“Julian Donohue’s father was on a Billie Holiday record,” begins The Song is You by Arthur Phillips. But be forewarned: Phillips rarely delivers a story that unfolds the way you expect. The reader soon discovers that the elder Mr. Donohue played no instrument and sang no song. His sole contribution to an obscure live recording by Lady Day is a shouted request from the audience.
Yet even small interventions in the life of the famous can have important repercussions. After all, these are stars we are talking about - and the smallest shifts in their movement can have disastrous, or beneficent, gravitational effects. In this case, the chance intersection of a fan with his idol sets in motion a chain of events that lead to romance, tragedy, courtship, marriage and the birth of a son. The Song is You is the story of that son as he negotiates through his own maze of love and loss.
A fan’s fascination with a famous performer also serves as the centerpiece of Julian's personal narrative. Donohue’s midlife crisis is set in motion by the death of his own son. In the aftermath, his marriage falls apart, and his shallow career as the director of television commercials for banal household products can hardly fill the gaps in an untethered life. In this setting, he finds himself attracted to young Irish singer, Cait O’Dwyer, who is on the brink of fame.

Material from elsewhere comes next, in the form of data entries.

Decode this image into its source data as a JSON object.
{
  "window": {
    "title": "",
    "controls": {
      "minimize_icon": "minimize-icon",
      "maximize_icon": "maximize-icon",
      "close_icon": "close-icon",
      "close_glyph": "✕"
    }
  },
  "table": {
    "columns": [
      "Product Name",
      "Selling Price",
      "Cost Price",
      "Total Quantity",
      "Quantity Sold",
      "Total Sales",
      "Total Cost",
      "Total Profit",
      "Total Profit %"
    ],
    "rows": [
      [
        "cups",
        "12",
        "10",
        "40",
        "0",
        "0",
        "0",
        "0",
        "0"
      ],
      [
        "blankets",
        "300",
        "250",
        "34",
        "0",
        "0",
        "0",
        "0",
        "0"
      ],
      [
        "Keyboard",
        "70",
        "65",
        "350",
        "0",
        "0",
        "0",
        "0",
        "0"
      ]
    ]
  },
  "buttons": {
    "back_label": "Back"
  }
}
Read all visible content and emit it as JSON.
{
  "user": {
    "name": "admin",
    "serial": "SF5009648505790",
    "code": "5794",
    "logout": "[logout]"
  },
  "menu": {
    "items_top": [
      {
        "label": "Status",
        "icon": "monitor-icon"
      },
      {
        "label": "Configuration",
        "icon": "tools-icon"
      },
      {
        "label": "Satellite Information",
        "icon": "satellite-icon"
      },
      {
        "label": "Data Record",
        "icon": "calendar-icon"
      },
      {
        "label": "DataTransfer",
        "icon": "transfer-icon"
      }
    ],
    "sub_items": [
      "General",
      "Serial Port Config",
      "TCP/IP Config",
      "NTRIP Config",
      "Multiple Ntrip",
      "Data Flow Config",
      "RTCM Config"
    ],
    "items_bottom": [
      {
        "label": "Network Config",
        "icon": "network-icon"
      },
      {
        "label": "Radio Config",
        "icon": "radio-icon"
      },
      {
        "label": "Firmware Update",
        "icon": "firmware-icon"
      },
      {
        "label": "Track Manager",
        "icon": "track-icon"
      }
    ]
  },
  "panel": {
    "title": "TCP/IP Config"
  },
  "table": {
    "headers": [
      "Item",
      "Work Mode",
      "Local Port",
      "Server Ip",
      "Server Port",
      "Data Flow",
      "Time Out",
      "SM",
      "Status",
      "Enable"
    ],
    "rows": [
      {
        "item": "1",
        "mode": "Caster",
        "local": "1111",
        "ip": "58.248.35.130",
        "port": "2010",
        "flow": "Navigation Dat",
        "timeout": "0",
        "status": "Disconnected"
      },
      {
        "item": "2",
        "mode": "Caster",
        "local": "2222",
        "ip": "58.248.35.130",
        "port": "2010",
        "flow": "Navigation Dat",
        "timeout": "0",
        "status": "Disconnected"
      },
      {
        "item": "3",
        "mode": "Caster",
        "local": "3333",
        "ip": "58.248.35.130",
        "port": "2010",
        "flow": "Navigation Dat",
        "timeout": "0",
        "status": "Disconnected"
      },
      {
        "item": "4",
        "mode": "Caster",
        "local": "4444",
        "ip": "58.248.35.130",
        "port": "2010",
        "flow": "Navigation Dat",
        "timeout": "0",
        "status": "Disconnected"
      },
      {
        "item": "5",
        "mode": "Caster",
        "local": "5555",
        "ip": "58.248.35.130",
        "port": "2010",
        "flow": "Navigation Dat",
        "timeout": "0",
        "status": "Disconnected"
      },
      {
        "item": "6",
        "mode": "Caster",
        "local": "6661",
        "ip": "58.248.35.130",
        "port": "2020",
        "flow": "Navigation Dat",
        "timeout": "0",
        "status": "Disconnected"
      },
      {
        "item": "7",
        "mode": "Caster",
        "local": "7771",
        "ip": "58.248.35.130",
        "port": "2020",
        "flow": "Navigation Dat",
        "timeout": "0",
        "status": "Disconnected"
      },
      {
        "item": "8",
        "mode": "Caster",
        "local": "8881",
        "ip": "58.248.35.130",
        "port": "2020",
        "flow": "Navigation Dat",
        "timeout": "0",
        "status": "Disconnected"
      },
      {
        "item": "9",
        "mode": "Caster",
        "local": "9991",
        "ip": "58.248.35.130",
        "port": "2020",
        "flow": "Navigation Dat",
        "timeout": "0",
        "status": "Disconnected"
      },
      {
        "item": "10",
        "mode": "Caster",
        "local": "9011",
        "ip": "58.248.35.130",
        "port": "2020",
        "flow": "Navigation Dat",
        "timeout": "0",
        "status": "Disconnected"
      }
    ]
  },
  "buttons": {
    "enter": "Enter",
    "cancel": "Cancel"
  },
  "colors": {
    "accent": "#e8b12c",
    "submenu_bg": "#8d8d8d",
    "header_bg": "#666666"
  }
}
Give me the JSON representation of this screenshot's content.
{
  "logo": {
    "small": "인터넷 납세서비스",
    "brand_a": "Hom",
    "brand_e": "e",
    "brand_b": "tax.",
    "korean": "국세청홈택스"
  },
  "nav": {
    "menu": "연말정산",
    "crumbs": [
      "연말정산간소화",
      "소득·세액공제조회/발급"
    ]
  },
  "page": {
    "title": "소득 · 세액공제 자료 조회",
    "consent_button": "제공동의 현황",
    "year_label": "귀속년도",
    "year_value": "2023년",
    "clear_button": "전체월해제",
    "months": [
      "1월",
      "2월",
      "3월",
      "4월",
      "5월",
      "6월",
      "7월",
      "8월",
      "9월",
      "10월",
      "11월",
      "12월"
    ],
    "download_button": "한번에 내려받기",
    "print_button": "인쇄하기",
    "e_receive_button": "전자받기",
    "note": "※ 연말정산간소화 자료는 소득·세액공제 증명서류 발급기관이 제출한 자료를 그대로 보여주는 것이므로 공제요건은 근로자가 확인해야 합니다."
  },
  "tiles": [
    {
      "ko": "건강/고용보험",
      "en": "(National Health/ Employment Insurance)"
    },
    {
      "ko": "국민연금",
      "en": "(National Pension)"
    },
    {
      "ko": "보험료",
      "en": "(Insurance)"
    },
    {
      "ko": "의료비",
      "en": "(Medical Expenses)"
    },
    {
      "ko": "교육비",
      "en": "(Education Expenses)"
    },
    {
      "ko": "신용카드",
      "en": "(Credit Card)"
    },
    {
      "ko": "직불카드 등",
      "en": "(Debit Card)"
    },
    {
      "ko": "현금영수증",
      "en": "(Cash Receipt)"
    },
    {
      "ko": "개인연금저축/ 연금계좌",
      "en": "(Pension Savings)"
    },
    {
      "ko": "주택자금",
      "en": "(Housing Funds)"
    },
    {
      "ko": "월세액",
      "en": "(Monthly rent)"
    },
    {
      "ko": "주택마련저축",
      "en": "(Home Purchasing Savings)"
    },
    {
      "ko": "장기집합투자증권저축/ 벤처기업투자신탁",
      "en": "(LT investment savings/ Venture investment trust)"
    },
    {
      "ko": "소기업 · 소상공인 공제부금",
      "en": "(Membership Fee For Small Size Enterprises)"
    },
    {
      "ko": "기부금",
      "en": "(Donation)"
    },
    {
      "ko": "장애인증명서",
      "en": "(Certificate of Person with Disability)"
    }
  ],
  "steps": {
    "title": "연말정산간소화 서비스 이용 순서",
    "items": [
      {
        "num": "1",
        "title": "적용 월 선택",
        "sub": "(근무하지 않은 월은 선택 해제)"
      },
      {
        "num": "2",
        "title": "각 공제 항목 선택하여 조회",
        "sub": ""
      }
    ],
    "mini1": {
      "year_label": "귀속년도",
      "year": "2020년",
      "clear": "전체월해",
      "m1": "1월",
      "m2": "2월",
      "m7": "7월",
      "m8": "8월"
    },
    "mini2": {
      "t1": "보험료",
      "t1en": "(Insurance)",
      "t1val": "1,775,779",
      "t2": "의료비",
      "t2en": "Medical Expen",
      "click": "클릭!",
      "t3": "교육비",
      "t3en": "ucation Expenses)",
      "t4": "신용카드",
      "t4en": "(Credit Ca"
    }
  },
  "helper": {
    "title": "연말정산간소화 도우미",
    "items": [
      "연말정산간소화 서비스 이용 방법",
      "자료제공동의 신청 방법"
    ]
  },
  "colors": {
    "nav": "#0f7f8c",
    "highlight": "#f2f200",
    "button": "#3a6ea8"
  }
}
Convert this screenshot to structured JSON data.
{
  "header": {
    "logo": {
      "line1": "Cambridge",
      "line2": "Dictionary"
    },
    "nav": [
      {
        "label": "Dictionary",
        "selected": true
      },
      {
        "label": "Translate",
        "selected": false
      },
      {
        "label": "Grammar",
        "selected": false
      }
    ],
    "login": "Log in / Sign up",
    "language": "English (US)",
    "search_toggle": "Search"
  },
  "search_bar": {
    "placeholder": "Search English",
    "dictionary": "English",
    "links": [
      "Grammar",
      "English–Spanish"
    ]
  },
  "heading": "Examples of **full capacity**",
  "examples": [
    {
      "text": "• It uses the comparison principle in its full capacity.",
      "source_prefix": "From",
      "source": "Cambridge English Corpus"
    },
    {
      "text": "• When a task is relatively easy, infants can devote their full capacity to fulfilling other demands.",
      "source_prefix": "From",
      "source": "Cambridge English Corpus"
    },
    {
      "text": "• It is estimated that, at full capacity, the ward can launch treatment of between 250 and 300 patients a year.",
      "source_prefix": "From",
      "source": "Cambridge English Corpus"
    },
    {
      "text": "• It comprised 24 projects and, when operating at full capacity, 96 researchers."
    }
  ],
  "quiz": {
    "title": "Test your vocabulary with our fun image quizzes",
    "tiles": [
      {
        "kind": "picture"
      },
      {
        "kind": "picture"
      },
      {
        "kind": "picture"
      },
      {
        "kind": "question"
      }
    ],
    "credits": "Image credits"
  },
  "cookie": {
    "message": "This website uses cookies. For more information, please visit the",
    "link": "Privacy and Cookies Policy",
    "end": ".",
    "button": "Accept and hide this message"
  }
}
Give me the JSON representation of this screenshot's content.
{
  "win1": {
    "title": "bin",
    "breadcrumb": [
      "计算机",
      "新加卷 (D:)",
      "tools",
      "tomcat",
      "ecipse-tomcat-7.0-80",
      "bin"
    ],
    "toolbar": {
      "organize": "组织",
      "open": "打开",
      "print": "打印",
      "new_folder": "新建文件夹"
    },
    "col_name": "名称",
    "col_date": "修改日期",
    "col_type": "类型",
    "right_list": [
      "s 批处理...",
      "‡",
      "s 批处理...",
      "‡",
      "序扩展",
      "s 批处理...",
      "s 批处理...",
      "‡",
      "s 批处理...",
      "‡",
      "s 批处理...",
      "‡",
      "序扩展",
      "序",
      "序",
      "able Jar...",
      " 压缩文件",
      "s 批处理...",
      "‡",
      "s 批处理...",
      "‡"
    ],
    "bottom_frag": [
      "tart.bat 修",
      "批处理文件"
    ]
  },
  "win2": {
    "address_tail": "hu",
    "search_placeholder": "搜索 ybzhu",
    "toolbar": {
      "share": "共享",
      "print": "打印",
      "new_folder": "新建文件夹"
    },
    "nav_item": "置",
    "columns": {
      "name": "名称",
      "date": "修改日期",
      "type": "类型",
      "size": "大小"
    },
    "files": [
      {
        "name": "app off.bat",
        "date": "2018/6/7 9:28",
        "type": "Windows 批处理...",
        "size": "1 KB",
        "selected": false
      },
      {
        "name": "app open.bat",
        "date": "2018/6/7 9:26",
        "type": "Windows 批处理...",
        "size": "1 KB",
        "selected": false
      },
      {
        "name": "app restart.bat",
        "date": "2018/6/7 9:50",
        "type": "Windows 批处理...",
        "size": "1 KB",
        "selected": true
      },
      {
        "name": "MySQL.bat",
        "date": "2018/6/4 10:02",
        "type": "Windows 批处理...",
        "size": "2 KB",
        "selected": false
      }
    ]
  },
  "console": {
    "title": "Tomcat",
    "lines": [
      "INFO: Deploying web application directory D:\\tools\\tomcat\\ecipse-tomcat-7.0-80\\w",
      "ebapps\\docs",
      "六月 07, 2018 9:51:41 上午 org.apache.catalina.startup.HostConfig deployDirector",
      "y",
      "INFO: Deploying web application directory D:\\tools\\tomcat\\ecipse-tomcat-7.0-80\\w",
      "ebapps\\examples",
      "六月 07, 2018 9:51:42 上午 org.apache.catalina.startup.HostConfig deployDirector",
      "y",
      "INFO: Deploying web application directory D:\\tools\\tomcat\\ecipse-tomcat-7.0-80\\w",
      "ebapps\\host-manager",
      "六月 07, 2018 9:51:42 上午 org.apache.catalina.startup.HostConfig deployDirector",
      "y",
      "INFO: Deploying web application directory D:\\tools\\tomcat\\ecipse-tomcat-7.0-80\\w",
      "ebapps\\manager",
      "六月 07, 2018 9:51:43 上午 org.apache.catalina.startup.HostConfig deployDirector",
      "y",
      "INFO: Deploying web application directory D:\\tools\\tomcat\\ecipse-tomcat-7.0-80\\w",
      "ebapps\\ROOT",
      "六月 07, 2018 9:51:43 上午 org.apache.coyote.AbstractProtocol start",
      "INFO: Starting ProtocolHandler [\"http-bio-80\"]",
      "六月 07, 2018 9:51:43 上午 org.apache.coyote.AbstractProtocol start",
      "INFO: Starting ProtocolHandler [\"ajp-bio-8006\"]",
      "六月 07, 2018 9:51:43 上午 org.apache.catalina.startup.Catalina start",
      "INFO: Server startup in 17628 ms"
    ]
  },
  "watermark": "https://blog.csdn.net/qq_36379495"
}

She is almost half his age, and surrounded by well-wishers, gladhanders and starry-eyed admirers. But some storyboard sketches he leaves behind at a performance — illustrated career advice drawn on the backs of coasters — capture O’Dwyer’s attention, and take on an almost oracular importance in the singer’s mind. She begins adapting her songwriting and on-stage demeanor in response to these anonymous suggestions. She is obsessed with her fan, just as he is obsessed with her.
Donohue finds that he is now an important person in the life of this star-in-the-making, and the two awkwardly connect in a series of phone calls, emails, web postings - but never face-to-face. In time, both parties raise the ante by making hidden invasions into the most private recesses of the other’s lives. Yet they still keep their distance, both emotional and physical. Under other circumstances, Donohue would be a stalker - but how can that be the case here, when the woman in question encourages his reckless and secretive behavior?